Britt explains how they accessed ring splints in the Netherlands:

“In the Netherlands, people are obliged to be part of a health insurance company, those all have different policies on what they cover and how much. As I am underage my insurance is included in my parents’, they have a large package which in fact did cover my splints fully. The insurance system here has a basic package that everyone needs to pay and packages you can add to this like coverage for PT (Physical Therapy), to get this you need to pay more. I am not sure if my insurance company covered my splints through the basic part of the insurance or the extended packages and I am sure this will also differ a lot between all the different companies around. 

“The Dutch public healthcare system is basically a lot of Insurance companies either denying or approving requests. Certain things like my EDS specialist and crutches were not covered while others were, when having a chronic illness, it is choosing the largest package of the best company you can in order to have as much as possible covered or try to pay everything on your own, which is almost impossible for most people. Some cheaper companies also only have a certain budget for everyone which can be given to a hospital, for example, if this budget happens to be spent halfway through the year you cannot get medical help anymore, in some cases people who need surgery must wait until the start of the next year to get help. Therefore, it is necessary for people with chronic illnesses to choose their companies very carefully. 

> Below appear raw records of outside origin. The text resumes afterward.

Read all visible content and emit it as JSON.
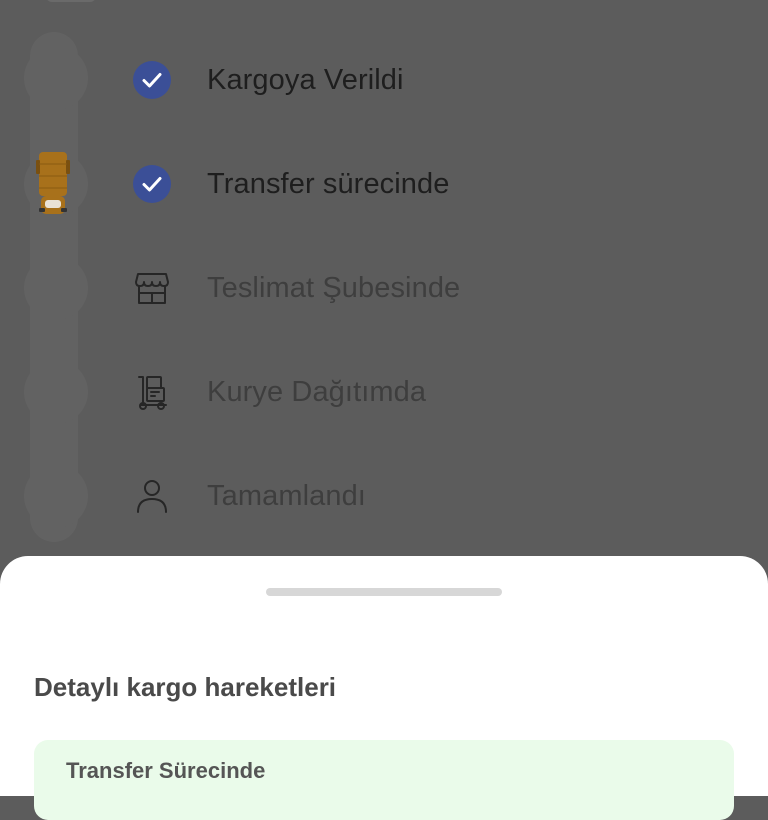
{
  "tracking": {
    "steps": [
      {
        "label": "Kargoya Verildi",
        "status": "done",
        "icon": "check-circle-icon"
      },
      {
        "label": "Transfer sürecinde",
        "status": "done",
        "icon": "check-circle-icon"
      },
      {
        "label": "Teslimat Şubesinde",
        "status": "pending",
        "icon": "store-icon"
      },
      {
        "label": "Kurye Dağıtımda",
        "status": "pending",
        "icon": "courier-dolly-icon"
      },
      {
        "label": "Tamamlandı",
        "status": "pending",
        "icon": "person-icon"
      }
    ],
    "current_marker_icon": "truck-icon"
  },
  "bottom_sheet": {
    "title": "Detaylı kargo hareketleri",
    "events": [
      {
        "title": "Transfer Sürecinde"
      }
    ]
  },
  "colors": {
    "check_fill": "#3b4f97",
    "truck": "#a8711b",
    "event_card_bg": "#eafbea",
    "overlay": "#5c5c5c"
  }
}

“In the Netherlands, it is not possible to get any kind of orthotics without a medical professional prescribing it, at least as far as I know. When I got my diagnosis from an EDS specialist, he investigated what kind of devices would help me, he decided which type of splints I was allowed to get and sent me to an OT. The OT simply takes the measurements and either make the splints themselves or orders an external company to do this, in my case this happened. The costs of making the splints go directly to your insurance company for them to either cover it or deny it, in the case of the latter it is likely you won’t get the device or have to pay a large sum of money. I was lucky enough to get mostly approved. 

“After the insurance has chosen to cover the cost of the splints, they will be made. In my case, the insurance refused to cover everything at once as they have a limited budget that can be spent at a time. Therefore first 6 finger splints were made for my thumbs and the first two fingers for both joints and sometime later the c-splints for my wrists were approved for making. In my case this was about a month after the first approval, which is rare, most of the time this takes longer. If I ended up needing other splints soon after it would likely be refused, but there is never a guarantee.”

The company that makes the splints cannot be chosen by you; it is simply set by the OT you go to. In my case, the company my OT works with is We Design, but I am not sure if there are other companies around. The making in these companies of all my splints lasted a bit over a month per batch which was approved, so within three months after diagnosis, I had finger splints for 6 fingers and c-splints for both my wrists. 

Tamara shares her story:

“First I was checked by a rehabilitation doctor. She gave me a few oval 8 splints to try for some time and referred me to the Hand and Wrist Center. There a therapist evaluated how I have been doing with the trial splints, and once they were sure the splints help and do not cause any problems, a technician fitted me for silver finger splints. Later on, the palm and wrist splints were added.

For both the palm and wrist, we also had a few week’s trial with temporary ones before the silver ones were made. I have these splints on both hands. From time to time I see my therapist and technician to fix the fit of the splints. As the silver can change shape with regular use, this process is important to ensure that my splint can continue to provide my joints with the best support. All costs are covered by basic insurance.”

Do you know the process for obtaining ring splints in your country? 

Please include information about the type(s) of provider that helped you get your splints.

Sign up to The Ehlers-Danlos Society bi-weekly newsletter